On Friday, President Barack Obama signed a bipartisan student loan bill into law. The bill was approved by the Senate two weeks ago, then passed by the House just last week.
Without the act of Congress, interest rates on college student loans would have doubled from 3.4 percent to 6.8 percent. With the new law signed by the president, the rate will fall back to 3.86 percent for undergraduate loans and 5.41 percent for graduate student loans. The president’s signature on the bill ends months of arguments about how much the federal government should subsidize student loans and whether students will face unbearable repayment burdens during the next several years should rates climb, as many experts expect.

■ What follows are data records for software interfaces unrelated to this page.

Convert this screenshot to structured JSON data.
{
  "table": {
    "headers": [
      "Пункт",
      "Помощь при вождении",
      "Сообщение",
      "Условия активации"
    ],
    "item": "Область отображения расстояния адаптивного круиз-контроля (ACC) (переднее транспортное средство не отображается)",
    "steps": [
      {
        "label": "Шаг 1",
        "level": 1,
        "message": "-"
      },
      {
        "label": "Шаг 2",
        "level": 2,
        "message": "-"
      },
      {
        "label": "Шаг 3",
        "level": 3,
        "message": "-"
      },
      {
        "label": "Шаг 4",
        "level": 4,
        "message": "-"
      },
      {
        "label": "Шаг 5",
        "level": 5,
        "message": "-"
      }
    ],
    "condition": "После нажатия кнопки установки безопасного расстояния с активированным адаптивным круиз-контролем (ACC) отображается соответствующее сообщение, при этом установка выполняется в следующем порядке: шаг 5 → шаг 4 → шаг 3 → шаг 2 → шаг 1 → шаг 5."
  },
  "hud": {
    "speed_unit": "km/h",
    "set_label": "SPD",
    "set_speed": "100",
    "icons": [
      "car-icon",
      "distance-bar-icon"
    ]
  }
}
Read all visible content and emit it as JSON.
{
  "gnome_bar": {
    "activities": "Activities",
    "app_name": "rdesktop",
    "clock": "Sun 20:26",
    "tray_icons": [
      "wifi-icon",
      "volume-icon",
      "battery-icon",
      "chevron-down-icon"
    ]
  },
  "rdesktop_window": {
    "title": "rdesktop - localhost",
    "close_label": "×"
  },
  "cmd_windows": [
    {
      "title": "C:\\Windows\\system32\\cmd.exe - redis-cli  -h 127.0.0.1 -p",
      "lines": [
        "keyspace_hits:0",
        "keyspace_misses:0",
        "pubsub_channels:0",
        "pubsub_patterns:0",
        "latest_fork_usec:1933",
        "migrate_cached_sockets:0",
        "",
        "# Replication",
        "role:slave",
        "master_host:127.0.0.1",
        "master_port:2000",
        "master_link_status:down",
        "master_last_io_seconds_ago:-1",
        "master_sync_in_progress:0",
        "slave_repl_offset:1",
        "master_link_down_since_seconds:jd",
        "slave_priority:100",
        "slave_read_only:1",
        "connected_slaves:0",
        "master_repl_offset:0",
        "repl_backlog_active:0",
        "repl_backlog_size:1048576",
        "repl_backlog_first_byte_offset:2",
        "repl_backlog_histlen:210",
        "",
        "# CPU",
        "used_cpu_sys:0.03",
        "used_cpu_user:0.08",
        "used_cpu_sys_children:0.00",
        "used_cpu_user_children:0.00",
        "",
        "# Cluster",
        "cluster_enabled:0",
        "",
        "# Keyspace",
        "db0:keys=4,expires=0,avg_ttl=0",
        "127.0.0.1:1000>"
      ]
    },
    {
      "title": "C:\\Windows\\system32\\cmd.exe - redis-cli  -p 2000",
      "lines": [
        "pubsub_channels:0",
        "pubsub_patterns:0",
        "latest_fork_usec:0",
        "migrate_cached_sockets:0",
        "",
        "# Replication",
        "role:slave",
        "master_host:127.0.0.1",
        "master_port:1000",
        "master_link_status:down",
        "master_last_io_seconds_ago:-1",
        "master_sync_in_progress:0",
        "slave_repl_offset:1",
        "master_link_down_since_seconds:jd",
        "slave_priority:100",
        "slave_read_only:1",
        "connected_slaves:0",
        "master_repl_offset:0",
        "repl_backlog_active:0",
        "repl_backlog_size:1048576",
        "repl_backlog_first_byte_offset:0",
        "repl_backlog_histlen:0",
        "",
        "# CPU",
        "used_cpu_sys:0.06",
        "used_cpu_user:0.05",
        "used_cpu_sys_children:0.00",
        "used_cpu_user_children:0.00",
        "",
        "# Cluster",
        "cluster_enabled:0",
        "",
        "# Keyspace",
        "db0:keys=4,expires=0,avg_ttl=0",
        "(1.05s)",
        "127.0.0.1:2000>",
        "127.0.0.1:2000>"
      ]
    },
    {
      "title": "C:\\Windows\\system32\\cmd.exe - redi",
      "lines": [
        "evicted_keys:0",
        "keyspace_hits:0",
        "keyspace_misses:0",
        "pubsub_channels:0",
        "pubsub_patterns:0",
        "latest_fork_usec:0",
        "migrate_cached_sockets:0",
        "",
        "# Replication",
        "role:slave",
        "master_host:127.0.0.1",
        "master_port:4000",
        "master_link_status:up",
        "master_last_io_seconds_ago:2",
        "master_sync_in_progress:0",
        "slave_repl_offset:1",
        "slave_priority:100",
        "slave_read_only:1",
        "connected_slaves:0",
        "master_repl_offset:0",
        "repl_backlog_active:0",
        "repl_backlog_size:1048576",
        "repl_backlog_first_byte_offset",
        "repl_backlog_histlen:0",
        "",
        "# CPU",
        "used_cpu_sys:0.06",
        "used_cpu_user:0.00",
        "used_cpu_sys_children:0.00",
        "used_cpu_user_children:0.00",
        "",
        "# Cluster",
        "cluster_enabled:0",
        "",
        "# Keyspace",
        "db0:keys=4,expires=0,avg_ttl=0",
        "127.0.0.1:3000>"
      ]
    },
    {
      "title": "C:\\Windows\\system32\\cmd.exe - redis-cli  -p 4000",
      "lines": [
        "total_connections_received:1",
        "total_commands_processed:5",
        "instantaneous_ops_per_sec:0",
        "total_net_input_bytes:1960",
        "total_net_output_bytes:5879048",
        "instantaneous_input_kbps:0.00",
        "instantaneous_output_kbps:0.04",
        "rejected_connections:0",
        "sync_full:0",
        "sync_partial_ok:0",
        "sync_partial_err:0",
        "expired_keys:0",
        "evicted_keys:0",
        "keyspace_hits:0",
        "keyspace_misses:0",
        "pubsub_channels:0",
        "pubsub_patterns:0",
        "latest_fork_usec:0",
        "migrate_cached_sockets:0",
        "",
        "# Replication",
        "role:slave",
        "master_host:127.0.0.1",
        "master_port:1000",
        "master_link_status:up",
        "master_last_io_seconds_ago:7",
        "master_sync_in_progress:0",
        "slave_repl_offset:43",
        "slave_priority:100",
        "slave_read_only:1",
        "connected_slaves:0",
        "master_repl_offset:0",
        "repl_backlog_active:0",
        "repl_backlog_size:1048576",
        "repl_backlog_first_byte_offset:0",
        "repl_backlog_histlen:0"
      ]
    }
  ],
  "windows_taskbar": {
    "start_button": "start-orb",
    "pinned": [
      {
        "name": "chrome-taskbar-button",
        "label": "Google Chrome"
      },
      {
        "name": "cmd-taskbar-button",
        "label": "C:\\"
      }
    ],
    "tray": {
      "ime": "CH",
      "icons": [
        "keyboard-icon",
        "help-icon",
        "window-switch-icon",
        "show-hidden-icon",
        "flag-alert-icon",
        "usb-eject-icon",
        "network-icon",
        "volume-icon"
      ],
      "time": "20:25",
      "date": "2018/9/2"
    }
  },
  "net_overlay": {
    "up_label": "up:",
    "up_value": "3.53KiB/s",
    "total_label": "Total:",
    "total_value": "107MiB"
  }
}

The compromise bill was crafted by a group of bipartisan senators, including Sens. Joe Manchin, D-W.V., Richard Burr, R-N.C., and Angus King, I-Maine. A signing ceremony was held at the White House, and Obama said it, “feels good signing bills. I haven’t done this in a while.”
King had said, “We have demonstrated to the American people that this body has the capacity to overcome partisan differences.” He further stated that the bill “offers a long-term, market-based solution that lowers and caps interest rates for all students taking out a loan and finally gets Congress out of the business of setting rates.”
With the new law, the government will establish variable interest rates on Stafford loans for undergraduate college students, but caps that rate at 8.25 percent. The variable rate each year will be pegged to the rate on 10-year Treasury notes, plus 2.05 percent. The law sets the rates on loans that are issued to graduate or professional students at the rate of the high-yield 10-year Treasury note plus 3.6 percent, but caps it at 9.5 percent.
The new law applies to all loans made on or after July 1, according to reports.
In June, Democrats in Senate got 51 votes for a measure that would have set a fixed 3.4 percent interest rate for student loans during the next two years. It fell short of the 60 votes required for it to overcome a potential filibuster. All Democratic senators except Manchin voted to advance Reed’s measure to final passage, not a single Republican voted for it.
Sen. Elizabeth Warren, of Massachusetts, a Democrat, called the bill that passed “obscene” because she said that the bill does not address the fact that in a few years students will end up paying far higher interest rates on their student loans.